= Task =
Lift out each line of the data that holds "mnemonic".

BEGIN Task input

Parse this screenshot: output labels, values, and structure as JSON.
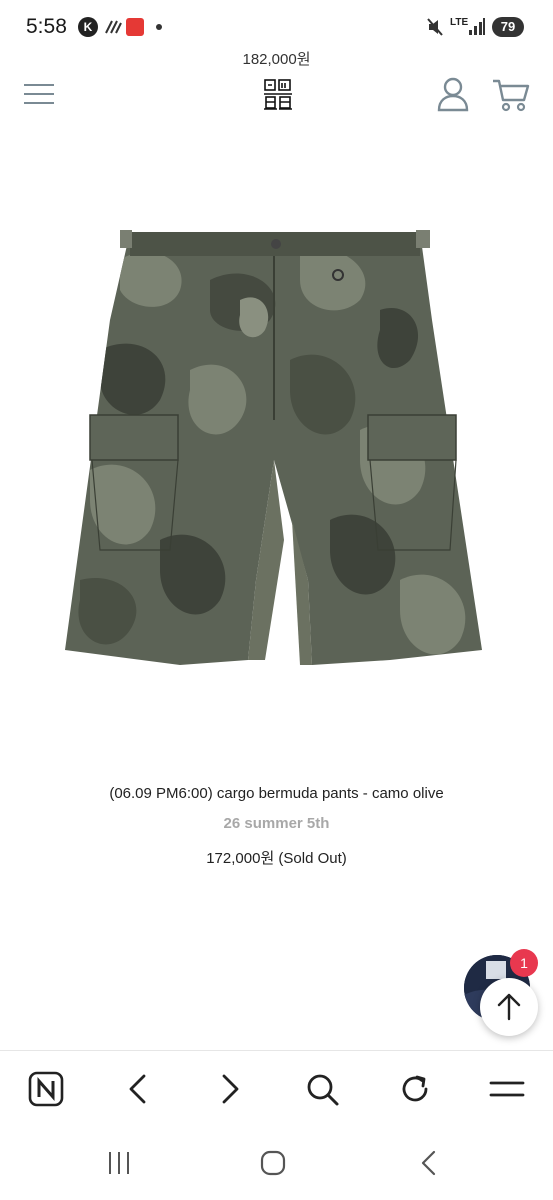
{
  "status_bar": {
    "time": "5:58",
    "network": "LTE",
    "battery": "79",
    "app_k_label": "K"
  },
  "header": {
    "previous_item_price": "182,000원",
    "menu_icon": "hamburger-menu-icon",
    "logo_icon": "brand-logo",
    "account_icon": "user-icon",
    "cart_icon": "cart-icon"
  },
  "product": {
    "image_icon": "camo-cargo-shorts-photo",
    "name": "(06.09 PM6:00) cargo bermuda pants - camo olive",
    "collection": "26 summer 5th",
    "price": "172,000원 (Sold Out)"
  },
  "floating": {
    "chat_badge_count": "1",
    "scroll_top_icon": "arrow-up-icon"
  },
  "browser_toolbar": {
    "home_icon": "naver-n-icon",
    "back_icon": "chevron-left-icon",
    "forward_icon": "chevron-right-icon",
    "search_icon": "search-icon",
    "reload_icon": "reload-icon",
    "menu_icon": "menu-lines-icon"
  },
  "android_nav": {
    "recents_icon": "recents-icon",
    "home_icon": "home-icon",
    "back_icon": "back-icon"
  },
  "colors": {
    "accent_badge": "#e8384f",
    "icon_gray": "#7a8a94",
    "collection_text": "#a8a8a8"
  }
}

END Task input
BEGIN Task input

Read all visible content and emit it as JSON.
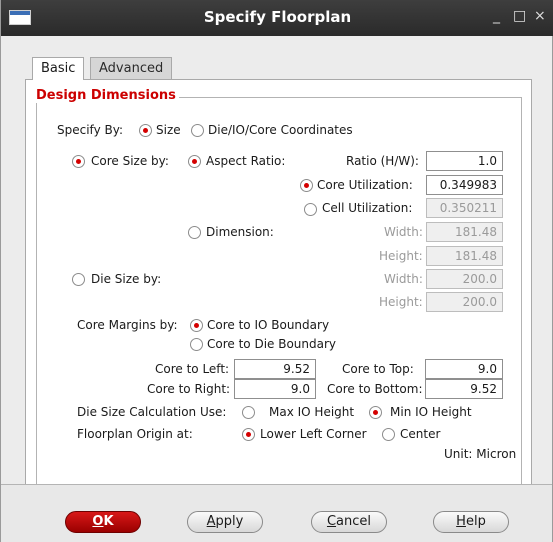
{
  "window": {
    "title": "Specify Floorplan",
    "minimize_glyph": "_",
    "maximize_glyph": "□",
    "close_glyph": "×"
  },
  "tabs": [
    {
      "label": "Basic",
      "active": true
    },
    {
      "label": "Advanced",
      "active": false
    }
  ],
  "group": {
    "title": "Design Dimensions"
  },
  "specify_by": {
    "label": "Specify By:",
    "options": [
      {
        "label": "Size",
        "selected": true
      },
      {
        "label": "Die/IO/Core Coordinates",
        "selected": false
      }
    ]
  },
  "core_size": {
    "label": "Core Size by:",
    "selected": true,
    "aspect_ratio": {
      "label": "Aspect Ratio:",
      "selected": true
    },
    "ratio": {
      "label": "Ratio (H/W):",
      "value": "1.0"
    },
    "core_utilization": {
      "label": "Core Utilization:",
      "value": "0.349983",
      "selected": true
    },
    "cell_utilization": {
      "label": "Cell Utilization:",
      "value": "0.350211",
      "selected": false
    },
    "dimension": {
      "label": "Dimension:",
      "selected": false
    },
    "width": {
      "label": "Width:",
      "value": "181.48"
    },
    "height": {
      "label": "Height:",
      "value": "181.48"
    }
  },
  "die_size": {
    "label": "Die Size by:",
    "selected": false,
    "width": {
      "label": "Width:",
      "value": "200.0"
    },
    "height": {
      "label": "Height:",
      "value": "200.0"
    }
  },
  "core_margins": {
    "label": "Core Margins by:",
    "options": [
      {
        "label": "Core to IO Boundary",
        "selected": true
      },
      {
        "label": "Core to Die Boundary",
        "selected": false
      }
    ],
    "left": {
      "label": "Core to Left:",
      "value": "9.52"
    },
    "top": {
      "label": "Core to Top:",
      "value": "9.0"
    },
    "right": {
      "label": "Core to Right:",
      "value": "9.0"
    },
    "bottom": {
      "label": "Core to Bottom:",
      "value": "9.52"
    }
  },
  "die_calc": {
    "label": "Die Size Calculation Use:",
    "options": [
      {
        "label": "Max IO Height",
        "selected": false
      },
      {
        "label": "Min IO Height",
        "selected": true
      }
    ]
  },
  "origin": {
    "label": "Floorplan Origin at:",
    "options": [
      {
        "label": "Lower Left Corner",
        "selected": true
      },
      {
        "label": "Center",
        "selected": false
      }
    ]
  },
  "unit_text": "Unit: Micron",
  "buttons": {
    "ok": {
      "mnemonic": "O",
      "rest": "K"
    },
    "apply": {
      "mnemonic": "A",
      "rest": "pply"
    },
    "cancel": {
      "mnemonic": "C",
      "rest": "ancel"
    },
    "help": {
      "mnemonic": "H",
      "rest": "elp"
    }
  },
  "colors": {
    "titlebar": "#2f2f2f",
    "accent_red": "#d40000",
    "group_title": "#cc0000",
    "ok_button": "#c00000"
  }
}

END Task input
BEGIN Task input

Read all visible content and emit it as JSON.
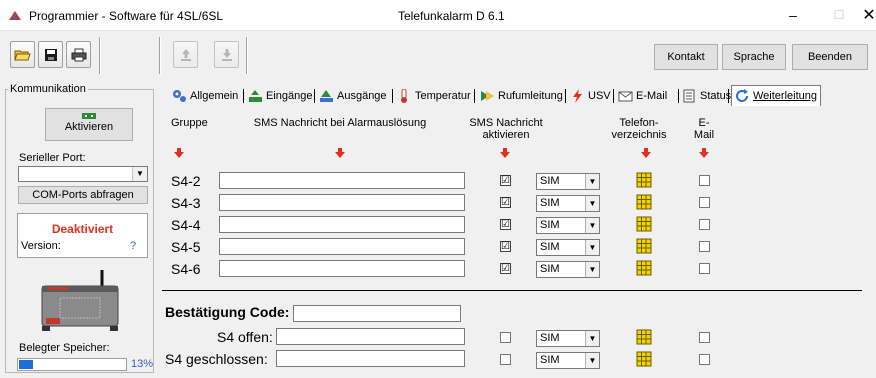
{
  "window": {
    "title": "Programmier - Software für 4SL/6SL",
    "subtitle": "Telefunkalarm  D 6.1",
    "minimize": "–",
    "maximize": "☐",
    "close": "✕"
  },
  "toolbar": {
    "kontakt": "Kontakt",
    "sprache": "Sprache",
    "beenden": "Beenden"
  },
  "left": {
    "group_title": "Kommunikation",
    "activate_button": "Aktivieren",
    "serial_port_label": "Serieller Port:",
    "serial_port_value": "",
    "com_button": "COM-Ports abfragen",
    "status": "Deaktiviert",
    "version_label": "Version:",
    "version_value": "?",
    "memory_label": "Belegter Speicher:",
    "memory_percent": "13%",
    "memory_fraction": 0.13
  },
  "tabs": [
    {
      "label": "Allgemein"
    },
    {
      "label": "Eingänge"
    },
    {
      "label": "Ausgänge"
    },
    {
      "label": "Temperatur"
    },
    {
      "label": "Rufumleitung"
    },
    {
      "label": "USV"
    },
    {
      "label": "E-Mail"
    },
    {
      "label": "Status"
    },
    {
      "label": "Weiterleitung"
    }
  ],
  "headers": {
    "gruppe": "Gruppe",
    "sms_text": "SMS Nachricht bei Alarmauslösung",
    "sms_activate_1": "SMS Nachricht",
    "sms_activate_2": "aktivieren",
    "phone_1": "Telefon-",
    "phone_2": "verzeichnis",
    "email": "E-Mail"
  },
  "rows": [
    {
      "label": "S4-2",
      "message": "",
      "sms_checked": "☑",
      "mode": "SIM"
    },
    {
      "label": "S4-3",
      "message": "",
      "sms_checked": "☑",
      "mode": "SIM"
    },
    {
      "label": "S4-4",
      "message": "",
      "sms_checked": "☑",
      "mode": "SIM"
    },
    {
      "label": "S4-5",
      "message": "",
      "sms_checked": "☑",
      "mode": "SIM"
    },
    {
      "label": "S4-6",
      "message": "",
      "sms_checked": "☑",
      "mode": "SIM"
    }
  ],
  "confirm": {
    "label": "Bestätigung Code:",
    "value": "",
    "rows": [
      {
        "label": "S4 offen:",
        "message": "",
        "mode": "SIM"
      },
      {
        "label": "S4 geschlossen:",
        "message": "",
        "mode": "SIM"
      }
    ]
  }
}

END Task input

= Solution for this exercise =
      "mnemonic": "O",
      "mnemonic": "A",
      "mnemonic": "C",
      "mnemonic": "H",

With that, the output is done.